• [Directions] Check every line of the data below for the string "notification", and copy the ones that hold it.

[Excerpts from a dataset]
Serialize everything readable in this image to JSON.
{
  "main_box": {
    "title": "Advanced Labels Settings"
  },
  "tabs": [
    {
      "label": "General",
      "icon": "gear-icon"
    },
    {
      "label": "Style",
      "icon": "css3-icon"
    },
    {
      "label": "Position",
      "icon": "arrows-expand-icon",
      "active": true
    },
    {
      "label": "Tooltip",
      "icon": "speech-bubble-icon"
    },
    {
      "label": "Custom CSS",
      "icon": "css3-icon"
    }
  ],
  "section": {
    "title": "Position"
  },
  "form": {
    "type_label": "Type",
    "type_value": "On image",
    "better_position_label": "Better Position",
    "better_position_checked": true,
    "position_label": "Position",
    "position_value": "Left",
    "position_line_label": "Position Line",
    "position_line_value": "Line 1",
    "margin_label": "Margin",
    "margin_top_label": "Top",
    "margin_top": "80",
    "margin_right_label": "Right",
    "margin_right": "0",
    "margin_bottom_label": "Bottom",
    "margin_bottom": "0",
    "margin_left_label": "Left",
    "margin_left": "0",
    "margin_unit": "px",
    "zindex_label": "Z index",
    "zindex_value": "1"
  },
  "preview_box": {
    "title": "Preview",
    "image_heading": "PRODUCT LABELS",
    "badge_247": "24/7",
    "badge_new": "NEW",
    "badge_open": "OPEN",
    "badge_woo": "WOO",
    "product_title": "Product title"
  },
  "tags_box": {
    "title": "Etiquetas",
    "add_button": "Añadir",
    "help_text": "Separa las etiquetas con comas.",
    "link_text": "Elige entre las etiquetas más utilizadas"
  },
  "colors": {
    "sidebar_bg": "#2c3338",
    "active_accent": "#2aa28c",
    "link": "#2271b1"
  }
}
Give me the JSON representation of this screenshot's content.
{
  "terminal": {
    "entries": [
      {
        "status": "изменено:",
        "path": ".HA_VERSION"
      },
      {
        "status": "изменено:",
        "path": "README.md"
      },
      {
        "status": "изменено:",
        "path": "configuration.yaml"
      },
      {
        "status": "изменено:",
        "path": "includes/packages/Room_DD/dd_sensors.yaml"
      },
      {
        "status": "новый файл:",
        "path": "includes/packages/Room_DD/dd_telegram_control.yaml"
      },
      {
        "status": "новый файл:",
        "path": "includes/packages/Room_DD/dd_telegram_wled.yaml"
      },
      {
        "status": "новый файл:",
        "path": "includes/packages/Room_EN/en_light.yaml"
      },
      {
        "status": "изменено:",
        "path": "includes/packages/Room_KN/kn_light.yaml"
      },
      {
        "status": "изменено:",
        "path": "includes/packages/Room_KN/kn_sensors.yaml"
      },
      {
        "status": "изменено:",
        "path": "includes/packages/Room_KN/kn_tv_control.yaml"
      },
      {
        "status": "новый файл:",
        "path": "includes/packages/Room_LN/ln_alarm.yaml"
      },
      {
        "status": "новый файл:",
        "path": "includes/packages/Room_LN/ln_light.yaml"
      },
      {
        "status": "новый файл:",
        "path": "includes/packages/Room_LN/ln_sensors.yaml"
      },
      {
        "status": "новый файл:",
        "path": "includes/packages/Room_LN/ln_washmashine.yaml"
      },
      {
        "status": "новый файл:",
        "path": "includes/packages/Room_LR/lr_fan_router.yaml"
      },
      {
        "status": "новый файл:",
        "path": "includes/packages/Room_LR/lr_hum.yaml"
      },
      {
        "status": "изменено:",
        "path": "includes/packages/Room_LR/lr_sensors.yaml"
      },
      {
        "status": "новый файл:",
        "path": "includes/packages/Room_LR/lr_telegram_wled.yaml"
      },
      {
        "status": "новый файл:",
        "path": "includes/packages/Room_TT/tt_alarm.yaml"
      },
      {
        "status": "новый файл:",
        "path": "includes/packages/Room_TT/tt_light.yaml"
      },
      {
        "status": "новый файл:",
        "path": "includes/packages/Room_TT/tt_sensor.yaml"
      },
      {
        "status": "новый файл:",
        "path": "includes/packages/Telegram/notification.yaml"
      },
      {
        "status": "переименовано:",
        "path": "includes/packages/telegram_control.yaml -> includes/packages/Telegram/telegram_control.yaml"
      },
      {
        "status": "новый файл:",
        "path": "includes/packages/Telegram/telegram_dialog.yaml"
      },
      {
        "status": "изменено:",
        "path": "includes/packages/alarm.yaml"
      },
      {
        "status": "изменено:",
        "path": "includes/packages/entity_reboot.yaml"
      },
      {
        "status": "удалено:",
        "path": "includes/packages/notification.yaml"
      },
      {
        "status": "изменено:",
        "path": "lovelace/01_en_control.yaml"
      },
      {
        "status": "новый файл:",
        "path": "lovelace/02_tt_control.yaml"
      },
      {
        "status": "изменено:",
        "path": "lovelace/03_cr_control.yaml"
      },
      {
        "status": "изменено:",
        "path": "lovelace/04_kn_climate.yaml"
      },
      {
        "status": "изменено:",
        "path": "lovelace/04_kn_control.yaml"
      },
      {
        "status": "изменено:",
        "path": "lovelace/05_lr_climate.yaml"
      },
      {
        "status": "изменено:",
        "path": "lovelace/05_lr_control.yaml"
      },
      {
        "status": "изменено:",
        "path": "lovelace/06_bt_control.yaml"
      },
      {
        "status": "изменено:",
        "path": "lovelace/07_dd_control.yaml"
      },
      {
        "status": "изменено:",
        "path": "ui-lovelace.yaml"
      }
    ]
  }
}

• [Problem solution]
        "path": "includes/packages/Telegram/notification.yaml"
        "path": "includes/packages/notification.yaml"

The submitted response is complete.